If you have already established an impressive residential property portfolio, you may be looking to diversify your assets, especially post-Brexit.

So could commercial property investment be an option?

While it’s true that there is a substantial leap in the money involved when investing in commercial versus residential, there are ways to get onto the ladder through smaller retail spaces for example, before working up to venturing into larger properties. In fact, private investors currently own an estimated 12 per cent of the commercial property in the UK. The British Property Federation notes that the value of the UK’s commercial property stock totalled£787 billion in 2014, a 15 per increase year-over-year. This can largely be attributed to the fact that around this time, the economy was well on the way to recovery, and businesses were opening doors for trade once more.

Commercial property covers retail and office buildings, industrial real estate, leisure establishments and hotels, and other “miscellaneous” properties like garages and lock-ups. It can be a vastly different landscape from the residential sector – so could it be right for you? There are a few things you’ll need to think about when weighing your options…

You’ll need a substantial deposit

This asset class means bigger buildings, and therefore bigger financial requirements. Some lenders may enable you to borrow 75 per cent of the property’s value, but given the high price tag of many commercial premises, you’ll still need to raise a substantial amount for the down payment. This is where it can be beneficial to move from residential to commercial, as you may have already enjoyed some financial success in this area that can help you buy into this market.
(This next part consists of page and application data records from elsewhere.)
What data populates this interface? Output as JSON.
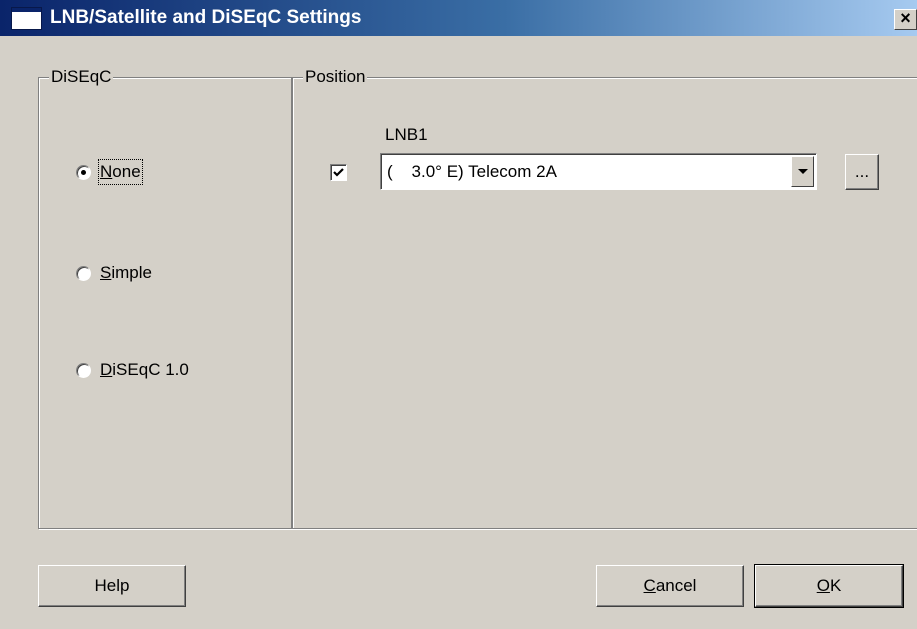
{
  "window": {
    "title": "LNB/Satellite and DiSEqC Settings",
    "close_glyph": "×",
    "icon": "window-app-icon"
  },
  "diseqc_group": {
    "title": "DiSEqC",
    "options": [
      {
        "accel": "N",
        "rest": "one",
        "selected": true
      },
      {
        "accel": "S",
        "rest": "imple",
        "selected": false
      },
      {
        "accel": "D",
        "rest": "iSEqC 1.0",
        "selected": false
      }
    ]
  },
  "position_group": {
    "title": "Position",
    "lnb_label": "LNB1",
    "lnb_enabled": true,
    "satellite_value": "(    3.0° E) Telecom 2A",
    "browse_label": "..."
  },
  "buttons": {
    "help": "Help",
    "cancel_accel": "C",
    "cancel_rest": "ancel",
    "ok_accel": "O",
    "ok_rest": "K"
  },
  "colors": {
    "face": "#d4d0c8",
    "title_gradient_start": "#0a246a",
    "title_gradient_end": "#a6caf0"
  }
}
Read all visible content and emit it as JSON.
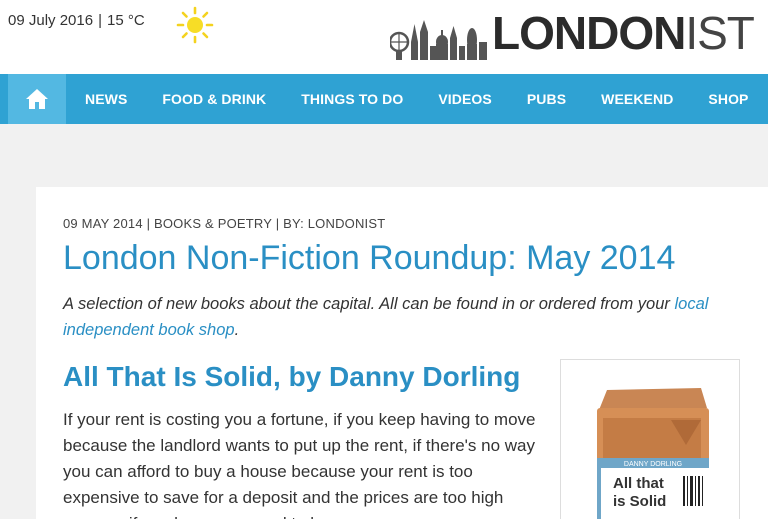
{
  "header": {
    "date": "09 July 2016",
    "separator": "|",
    "temperature": "15 °C",
    "weather_icon": "sun-icon",
    "logo_text_main": "LONDON",
    "logo_text_end": "IST"
  },
  "nav": {
    "home_icon": "home-icon",
    "items": [
      "NEWS",
      "FOOD & DRINK",
      "THINGS TO DO",
      "VIDEOS",
      "PUBS",
      "WEEKEND",
      "SHOP"
    ]
  },
  "article": {
    "meta": "09 MAY 2014 | BOOKS & POETRY | BY: LONDONIST",
    "title": "London Non-Fiction Roundup: May 2014",
    "standfirst_text": "A selection of new books about the capital. All can be found in or ordered from your",
    "standfirst_link": "local independent book shop",
    "standfirst_end": ".",
    "section_title": "All That Is Solid, by Danny Dorling",
    "body": "If your rent is costing you a fortune, if you keep having to move because the landlord wants to put up the rent, if there's no way you can afford to buy a house because your rent is too expensive to save for a deposit and the prices are too high anyway, if you have managed to buy",
    "book_cover": {
      "author": "DANNY DORLING",
      "title_line1": "All that",
      "title_line2": "is Solid"
    }
  },
  "colors": {
    "nav_bg": "#2fa2d3",
    "nav_home_bg": "#53b8e2",
    "title_blue": "#2a8fc4",
    "page_bg": "#f1f1f1"
  }
}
Investing with partners via a joint venture can also help you raise the necessary capital.

There are many sub-markets

Looking at commercial real estate as a whole, retail spaces account for 43 per cent of the total value of this sector (2014), and the other two key sectors are commonly listed as being offices and industrial space. Location is key, as there is over 7.35 billion sq. ft. of commercial property floor space in the UK. As the stakes are higher with commercial investment, you’ll need to do a great deal of due diligence, ideally with the assistance of an investment firm that works in this area. This will help you narrow down not only the geographic factors, but also which sub-market would best suit your goals and financials, be it retail, hospitality, or industrial, for example.

Think about flipping

While buy-to-let has become a dominant trend of the private residential sector in recent years, with commercial real estate, there’s very much still the opportunity to buy below value, do up a property, and generate profit through resale. The success of this all comes down to timing, your budget to complete the renovation and of course location, but for those who manage it well, the profits can amount to millions in a relatively short space of time. 

Think about occupancy rates

While residential properties are of course prone to vacant periods, a commercial space lying empty can have more serious financial repercussions. A commercial property left vacant for an extended period of time is often subject to vandalism and arson, the extent of which can potentially wipe out your investment completely. It can also be harder to find tenants, and the economic state plays a much larger part in the viability of being able to let to a business, compared to renters who simply need somewhere to live. However, there are ways you can stay ahead of the game; there are online portals on which investors can list space and business owners can find space, which can help you find even short-term tenants if necessary.

Mitigate risk

Considering things like potential damage to your property and vacancy rates, you should work in the cost of things like insurance into your totals when calculating your investment. If your tenants aren’t able to pay the rent, or your tenants leave the shop, restaurant or other premises in dire condition, this will curb your cash-flow substantially. Do you have a contingency plan should this happen? What about an exit strategy? What can be done to lower the chances of this damage being done in the first place?

Ensure the building is fit for purpose

Finally, make sure the building has passed all of the necessary safety inspections, as failing to do this before you buy means it will lie empty. You’ll have money going out to conduct these checks and make any necessary repairs, but you won’t have any money coming in, resulting in an immediate loss. Particularly in older, industrial-use buildings, damp and asbestos may be present if not immediately obvious, so you should instruct conveyancers to do a full check and ensure you are ready to buy.

FJP Investment is a team of investment specialists sourcing a wide range of investment opportunities both in the UK and overseas. Products include the recently launched property investment bond.